There are few, if any, Christian churches or organizations I would give money to these days — I’ve been involved in a number of them, and I saw how the money gets spent. It’s amazing how much money people make and spend doing “the good Lord’s work.”
And then there’s fraud. For example, a pastor and his three sons are facing charges for preying on church members:
Former pastor Vaughn Reeves and his sons, Chip, Chris and Josh face 10 separate felony counts.
The Reeves operated Alanar, Inc. an investment company in Sullivan, Ind. The four allegedly ran a multi-million dollar, faith-based affinity fraud for at least five years that duped thousands of investors into buying bonds that raised at least $120 million.
The Reeves allegedly stole $6 million for themselves in the process.
When I was a Christian, I wanted to only do business with other Christians, because I knew they were “trustworthy.” Looking back, it’s hard to believe I thought that, even after seeing that Christians could be just as untrustworthy as non-Christians. Oh that’s right, I just labeled them as “non-Christians” when I found out they weren’t trustworthy. Sigh.Unfortunately, I think many evangelical Christians end up being targets for manipulation. Many are very suggestible — that is, after all, how they got into their religion (if they were converts).
The problem is compounded by the teaching that they should be giving at least 10% of their income to their church and other Christian organizations. Some teach the more you give, the more you receive and will be blessed by God.
The solution, of course, is basic critical thinking. But you won’t find a class on that at most churches — if they teach that, they’ll lose members, because some will figure out how to apply it to their own faith.

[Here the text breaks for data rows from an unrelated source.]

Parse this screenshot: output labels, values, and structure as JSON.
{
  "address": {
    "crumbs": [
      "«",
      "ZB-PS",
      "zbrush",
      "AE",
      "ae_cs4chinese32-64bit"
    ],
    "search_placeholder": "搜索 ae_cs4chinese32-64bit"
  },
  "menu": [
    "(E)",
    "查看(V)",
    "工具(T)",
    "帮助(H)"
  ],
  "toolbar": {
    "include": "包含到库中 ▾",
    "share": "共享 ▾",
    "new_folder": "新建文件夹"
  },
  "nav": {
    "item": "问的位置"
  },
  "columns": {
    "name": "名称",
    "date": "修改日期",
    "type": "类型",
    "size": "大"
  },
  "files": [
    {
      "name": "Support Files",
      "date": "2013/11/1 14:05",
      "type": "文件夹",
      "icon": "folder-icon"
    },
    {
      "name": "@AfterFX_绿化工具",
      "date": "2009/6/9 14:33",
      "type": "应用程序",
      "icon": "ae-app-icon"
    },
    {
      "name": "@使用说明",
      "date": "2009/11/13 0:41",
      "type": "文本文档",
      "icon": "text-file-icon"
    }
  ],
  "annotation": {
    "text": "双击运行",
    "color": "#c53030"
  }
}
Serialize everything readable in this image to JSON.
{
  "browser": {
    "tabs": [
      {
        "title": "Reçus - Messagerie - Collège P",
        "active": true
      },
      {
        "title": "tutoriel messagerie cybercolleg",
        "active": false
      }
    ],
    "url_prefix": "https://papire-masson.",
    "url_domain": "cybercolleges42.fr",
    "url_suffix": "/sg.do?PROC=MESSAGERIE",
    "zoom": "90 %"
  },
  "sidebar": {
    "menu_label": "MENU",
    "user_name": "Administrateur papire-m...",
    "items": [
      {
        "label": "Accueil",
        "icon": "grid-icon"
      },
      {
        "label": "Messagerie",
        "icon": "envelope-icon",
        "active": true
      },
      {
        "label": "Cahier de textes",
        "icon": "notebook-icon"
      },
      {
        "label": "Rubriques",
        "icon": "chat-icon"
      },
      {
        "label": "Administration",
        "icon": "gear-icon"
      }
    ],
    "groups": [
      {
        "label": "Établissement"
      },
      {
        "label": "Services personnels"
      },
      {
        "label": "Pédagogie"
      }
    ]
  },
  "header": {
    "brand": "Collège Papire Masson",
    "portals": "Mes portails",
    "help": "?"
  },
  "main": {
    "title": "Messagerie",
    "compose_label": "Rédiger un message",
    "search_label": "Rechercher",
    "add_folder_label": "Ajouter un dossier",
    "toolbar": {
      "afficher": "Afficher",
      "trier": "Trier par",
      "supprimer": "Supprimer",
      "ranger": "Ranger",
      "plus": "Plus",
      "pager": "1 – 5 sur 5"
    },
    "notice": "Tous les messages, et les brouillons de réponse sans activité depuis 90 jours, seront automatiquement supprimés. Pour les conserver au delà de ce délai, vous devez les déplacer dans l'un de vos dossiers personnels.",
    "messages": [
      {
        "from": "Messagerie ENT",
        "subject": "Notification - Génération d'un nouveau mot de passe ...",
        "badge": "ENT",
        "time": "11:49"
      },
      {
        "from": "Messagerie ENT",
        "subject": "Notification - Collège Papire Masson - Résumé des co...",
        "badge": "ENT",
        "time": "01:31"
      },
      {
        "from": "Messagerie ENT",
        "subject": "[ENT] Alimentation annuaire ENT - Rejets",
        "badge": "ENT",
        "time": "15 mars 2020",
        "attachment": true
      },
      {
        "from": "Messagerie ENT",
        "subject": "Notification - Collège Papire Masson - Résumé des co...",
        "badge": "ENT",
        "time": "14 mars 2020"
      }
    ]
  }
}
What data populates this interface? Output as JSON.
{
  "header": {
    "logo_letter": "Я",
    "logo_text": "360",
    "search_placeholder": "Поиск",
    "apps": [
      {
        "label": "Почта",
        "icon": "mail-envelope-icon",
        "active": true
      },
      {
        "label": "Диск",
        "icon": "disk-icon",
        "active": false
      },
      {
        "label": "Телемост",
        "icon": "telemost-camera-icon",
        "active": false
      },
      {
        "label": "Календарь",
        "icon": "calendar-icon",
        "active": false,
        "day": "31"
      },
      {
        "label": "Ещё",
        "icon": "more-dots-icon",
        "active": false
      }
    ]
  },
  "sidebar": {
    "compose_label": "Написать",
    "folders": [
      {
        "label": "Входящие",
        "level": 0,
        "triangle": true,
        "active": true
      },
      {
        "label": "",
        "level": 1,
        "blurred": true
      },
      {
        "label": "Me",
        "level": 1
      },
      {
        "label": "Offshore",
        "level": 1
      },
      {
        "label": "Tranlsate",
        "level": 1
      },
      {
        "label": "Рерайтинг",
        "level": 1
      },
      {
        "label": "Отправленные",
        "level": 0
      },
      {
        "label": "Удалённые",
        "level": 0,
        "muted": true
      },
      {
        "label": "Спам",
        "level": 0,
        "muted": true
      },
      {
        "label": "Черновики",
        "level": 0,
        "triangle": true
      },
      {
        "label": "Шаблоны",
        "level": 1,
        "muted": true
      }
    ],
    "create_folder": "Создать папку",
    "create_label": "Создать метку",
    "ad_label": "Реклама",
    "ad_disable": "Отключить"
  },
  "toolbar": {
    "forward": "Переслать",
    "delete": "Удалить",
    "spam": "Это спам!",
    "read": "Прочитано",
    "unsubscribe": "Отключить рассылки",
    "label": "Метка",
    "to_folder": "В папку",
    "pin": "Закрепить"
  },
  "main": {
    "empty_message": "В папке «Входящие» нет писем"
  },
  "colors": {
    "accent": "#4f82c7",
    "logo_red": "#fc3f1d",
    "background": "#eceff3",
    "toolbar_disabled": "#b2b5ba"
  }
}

So I guess they’ll just keep them as helpless sheep, blindly following their “God-appointed” shepherd.